In the world of eye care, titles and overlap between roles can be very confusing to the average person. Understanding the three O's of eye care can help you understand where each fits into your life and eye care needs.
An Ophthalmologist is a Doctor of Medicine, an M.D., who is specialized in eye and vision care. Ophthalmologists are trained to provide the full spectrum of eye care, from diagnosing and medically treating eye diseases, to complex and delicate eye surgeries. An ophthalmologist has completed four years of college, 4 years of medical school, and three years of residency. They may then spend additional years training in a subspecialty such as cornea, glaucoma, cataract, or retina.
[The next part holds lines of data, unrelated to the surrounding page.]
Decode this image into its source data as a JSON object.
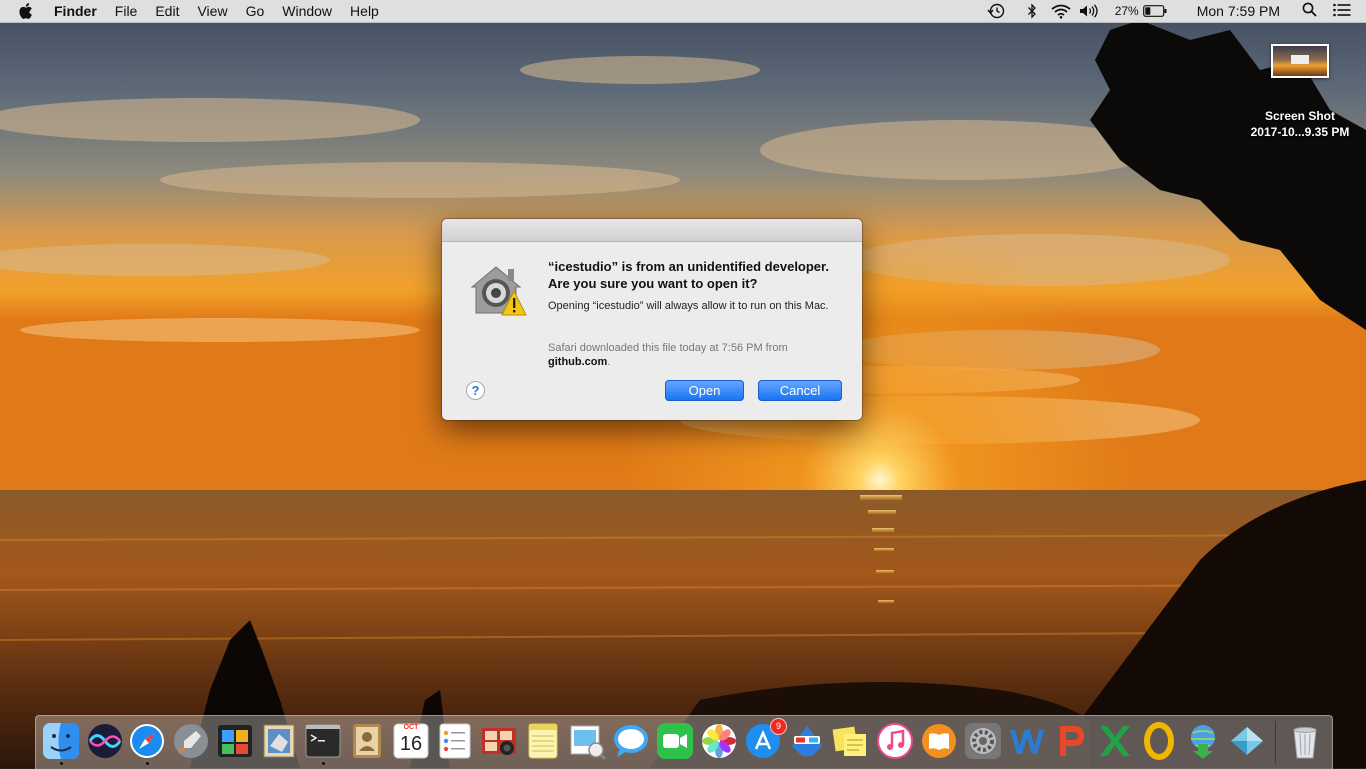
{
  "menubar": {
    "app_name": "Finder",
    "menus": [
      "File",
      "Edit",
      "View",
      "Go",
      "Window",
      "Help"
    ],
    "battery_percent": "27%",
    "clock": "Mon 7:59 PM"
  },
  "desktop": {
    "icon_label_line1": "Screen Shot",
    "icon_label_line2": "2017-10...9.35 PM"
  },
  "dialog": {
    "heading": "“icestudio” is from an unidentified developer. Are you sure you want to open it?",
    "message": "Opening “icestudio” will always allow it to run on this Mac.",
    "info_prefix": "Safari downloaded this file today at 7:56 PM from",
    "info_source": "github.com",
    "info_suffix": ".",
    "help_label": "?",
    "open_label": "Open",
    "cancel_label": "Cancel"
  },
  "dock": {
    "calendar_month": "OCT",
    "calendar_day": "16",
    "app_store_badge": "9",
    "items": [
      {
        "name": "finder-icon",
        "running": true
      },
      {
        "name": "siri-icon",
        "running": false
      },
      {
        "name": "safari-icon",
        "running": true
      },
      {
        "name": "launchpad-icon",
        "running": false
      },
      {
        "name": "photo-booth-icon",
        "running": false
      },
      {
        "name": "mail-icon",
        "running": false
      },
      {
        "name": "terminal-icon",
        "running": true
      },
      {
        "name": "contacts-icon",
        "running": false
      },
      {
        "name": "calendar-icon",
        "running": false
      },
      {
        "name": "reminders-icon",
        "running": false
      },
      {
        "name": "image-capture-icon",
        "running": false
      },
      {
        "name": "notes-icon",
        "running": false
      },
      {
        "name": "preview-icon",
        "running": false
      },
      {
        "name": "messages-icon",
        "running": false
      },
      {
        "name": "facetime-icon",
        "running": false
      },
      {
        "name": "photos-icon",
        "running": false
      },
      {
        "name": "app-store-icon",
        "running": false
      },
      {
        "name": "3d-glasses-app-icon",
        "running": false
      },
      {
        "name": "stickies-icon",
        "running": false
      },
      {
        "name": "itunes-icon",
        "running": false
      },
      {
        "name": "ibooks-icon",
        "running": false
      },
      {
        "name": "system-preferences-icon",
        "running": false
      },
      {
        "name": "word-icon",
        "running": false
      },
      {
        "name": "powerpoint-icon",
        "running": false
      },
      {
        "name": "excel-icon",
        "running": false
      },
      {
        "name": "outlook-icon",
        "running": false
      },
      {
        "name": "network-download-icon",
        "running": false
      },
      {
        "name": "icestudio-icon",
        "running": false
      },
      {
        "name": "trash-icon",
        "running": false
      }
    ]
  },
  "colors": {
    "accent_blue": "#1672f0",
    "badge_red": "#f0281e"
  }
}
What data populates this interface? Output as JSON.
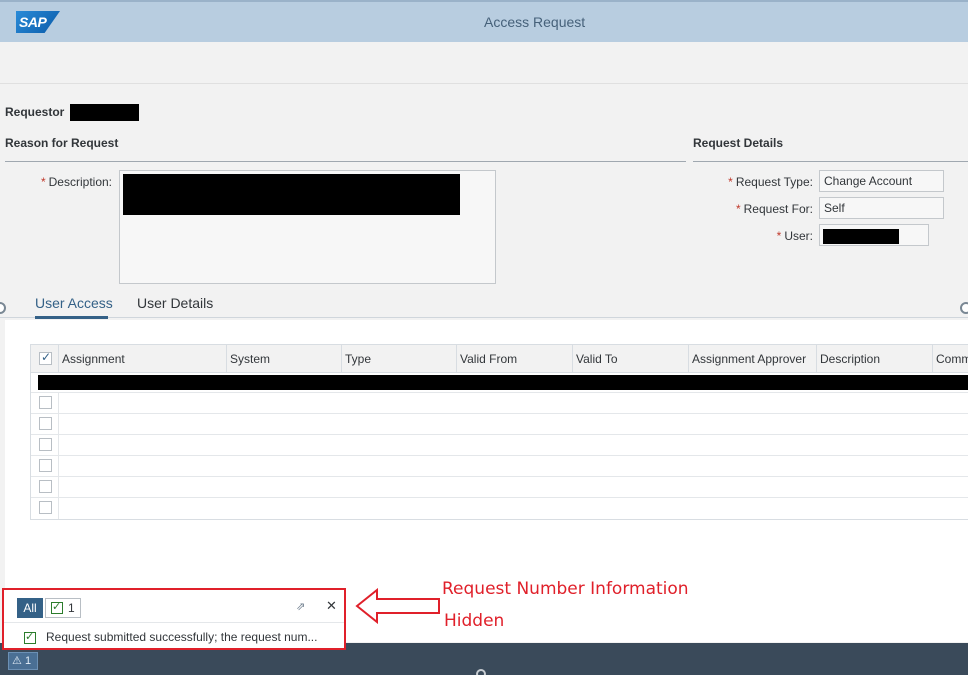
{
  "shell": {
    "logo": "SAP",
    "title": "Access Request"
  },
  "requestor": {
    "label": "Requestor"
  },
  "reason": {
    "section_title": "Reason for Request",
    "description_label": "Description:"
  },
  "request_details": {
    "section_title": "Request Details",
    "request_type_label": "Request Type:",
    "request_type_value": "Change Account",
    "request_for_label": "Request For:",
    "request_for_value": "Self",
    "user_label": "User:"
  },
  "tabs": [
    {
      "label": "User Access",
      "active": true
    },
    {
      "label": "User Details",
      "active": false
    }
  ],
  "table": {
    "columns": [
      "Assignment",
      "System",
      "Type",
      "Valid From",
      "Valid To",
      "Assignment Approver",
      "Description",
      "Comm"
    ]
  },
  "messages": {
    "all_label": "All",
    "success_count": "1",
    "message_text": "Request submitted successfully; the request num...",
    "footer_count": "1"
  },
  "annotation": {
    "line1": "Request Number Information",
    "line2": "Hidden"
  },
  "colors": {
    "brand": "#346187",
    "header": "#b8cde0",
    "annotation": "#e0202a",
    "success": "#2b7c2b"
  }
}
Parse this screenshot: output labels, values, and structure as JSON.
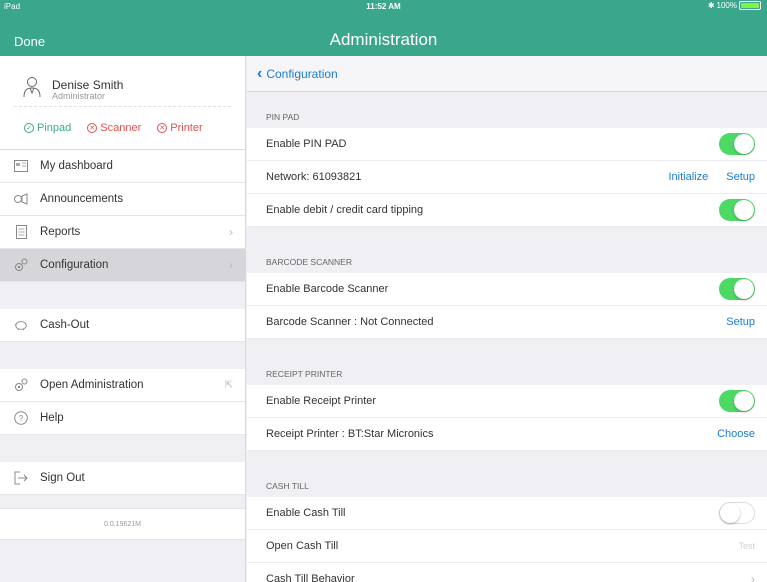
{
  "status_bar": {
    "carrier": "iPad",
    "time": "11:52 AM",
    "battery": "100%"
  },
  "header": {
    "done_label": "Done",
    "title": "Administration"
  },
  "user": {
    "name": "Denise Smith",
    "role": "Administrator"
  },
  "devices": [
    {
      "label": "Pinpad",
      "state": "ok",
      "icon": "check"
    },
    {
      "label": "Scanner",
      "state": "error",
      "icon": "x"
    },
    {
      "label": "Printer",
      "state": "error",
      "icon": "x"
    }
  ],
  "sidebar": {
    "items": [
      {
        "label": "My dashboard",
        "icon": "dashboard-icon"
      },
      {
        "label": "Announcements",
        "icon": "announcements-icon"
      },
      {
        "label": "Reports",
        "icon": "reports-icon"
      },
      {
        "label": "Configuration",
        "icon": "gear-icon"
      }
    ],
    "cash_out": {
      "label": "Cash-Out"
    },
    "open_admin": {
      "label": "Open Administration"
    },
    "help": {
      "label": "Help"
    },
    "sign_out": {
      "label": "Sign Out"
    },
    "version": "0.0.19621M"
  },
  "main": {
    "back_label": "Configuration",
    "sections": {
      "pin_pad": {
        "header": "PIN PAD",
        "enable_label": "Enable PIN PAD",
        "enable_on": true,
        "network_label": "Network: 61093821",
        "initialize_label": "Initialize",
        "setup_label": "Setup",
        "tipping_label": "Enable debit / credit card tipping",
        "tipping_on": true
      },
      "barcode": {
        "header": "BARCODE SCANNER",
        "enable_label": "Enable Barcode Scanner",
        "enable_on": true,
        "status_label": "Barcode Scanner : Not Connected",
        "setup_label": "Setup"
      },
      "receipt": {
        "header": "RECEIPT PRINTER",
        "enable_label": "Enable Receipt Printer",
        "enable_on": true,
        "status_label": "Receipt Printer : BT:Star Micronics",
        "choose_label": "Choose"
      },
      "cash_till": {
        "header": "CASH TILL",
        "enable_label": "Enable Cash Till",
        "enable_on": false,
        "open_label": "Open Cash Till",
        "test_label": "Test",
        "behavior_label": "Cash Till Behavior"
      }
    }
  },
  "colors": {
    "brand": "#3aa78d",
    "link": "#1a7bd6",
    "toggle_on": "#4cd964",
    "error": "#e2514f"
  }
}
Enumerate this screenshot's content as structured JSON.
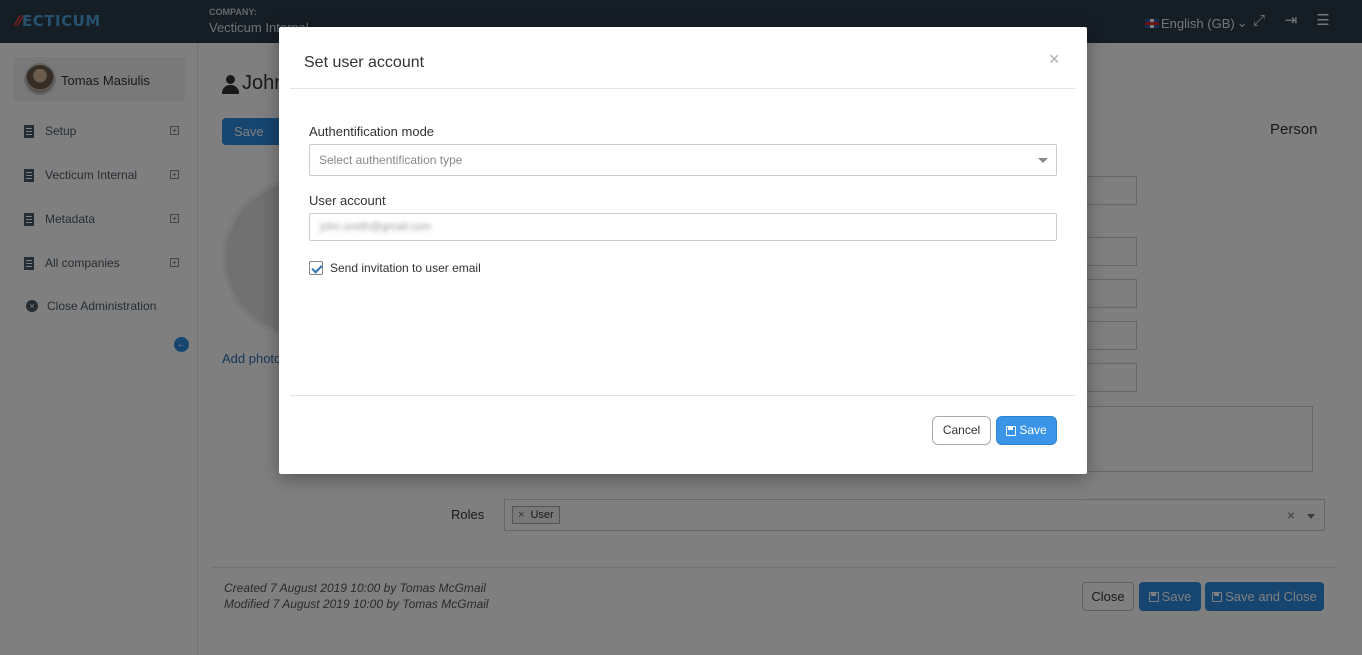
{
  "topbar": {
    "logo_text": "ECTICUM",
    "company_label": "COMPANY:",
    "company_name": "Vecticum Internal",
    "language": "English (GB)"
  },
  "sidebar": {
    "user_name": "Tomas Masiulis",
    "items": [
      {
        "label": "Setup"
      },
      {
        "label": "Vecticum Internal"
      },
      {
        "label": "Metadata"
      },
      {
        "label": "All companies"
      },
      {
        "label": "Close Administration"
      }
    ]
  },
  "main": {
    "title": "John",
    "save_label": "Save",
    "person_label": "Person",
    "add_photo": "Add photo",
    "roles_label": "Roles",
    "roles": [
      "User"
    ],
    "created_text": "Created 7 August 2019 10:00 by Tomas McGmail",
    "modified_text": "Modified 7 August 2019 10:00 by Tomas McGmail",
    "close_label": "Close",
    "save_and_close_label": "Save and Close"
  },
  "modal": {
    "title": "Set user account",
    "close_symbol": "×",
    "auth_mode_label": "Authentification mode",
    "auth_mode_placeholder": "Select authentification type",
    "user_account_label": "User account",
    "user_account_value": "john.smith@gmail.com",
    "send_invitation_label": "Send invitation to user email",
    "send_invitation_checked": true,
    "cancel_label": "Cancel",
    "save_label": "Save"
  },
  "colors": {
    "topbar": "#2b3a4a",
    "primary": "#2d8be0",
    "overlay": "rgba(0,0,0,0.5)"
  }
}
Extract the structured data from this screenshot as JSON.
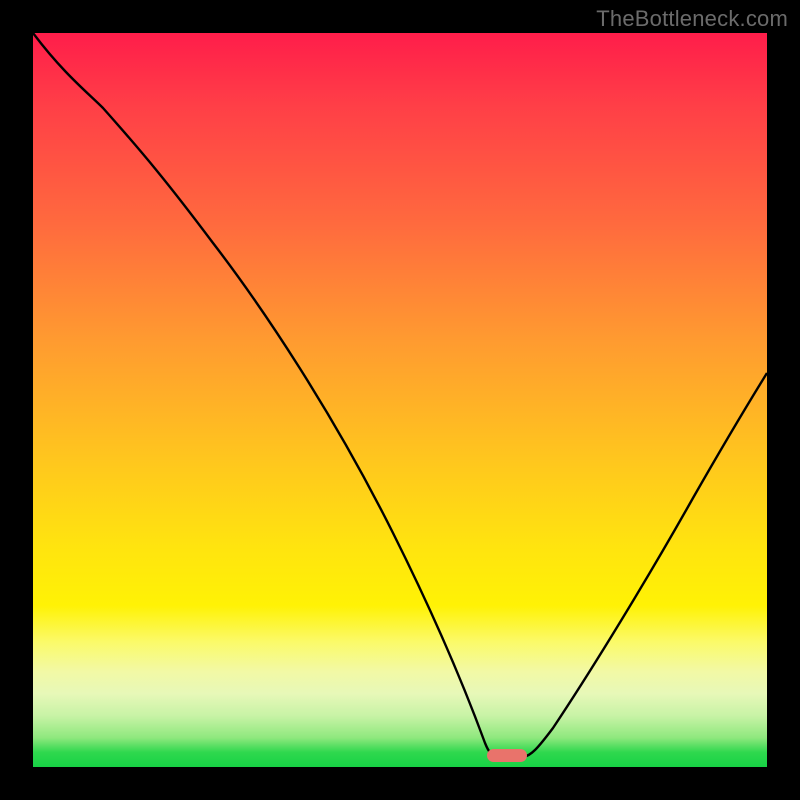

An Optometrist is a Doctor of Optometry, an O.D., who is licensed to provide primary eye care services. Optometrists are health care professionals who diagnose and treat disorders of the eye and visual system through general exams. They prescribe glasses and contact lenses to treat nearsightedness, farsightedness, and astigmatism, they diagnose eye diseases such as infection, cataracts and glaucoma, and refer to ophthalmologists and other specialists when surgical or specialized treatment is needed. Optometrists do not perform surgery. An optometrist has completed four years of college, four years of education in a college of optometry, and some also do a residency.
An Optician is a master of lenses. They are given a written eyeglass or contact lens prescription by an MD or OD, and then work with you to find and fit your eyeglasses to your prescription. They are licensed by the state and requirements vary state to state. In general, most must attend college and have apprenticeship experience.
We at MEA are staffed with MDs and ODs. If you are unsure as to which you require, be sure to ask when scheduling your appointment.
Rebecca Mueller, OD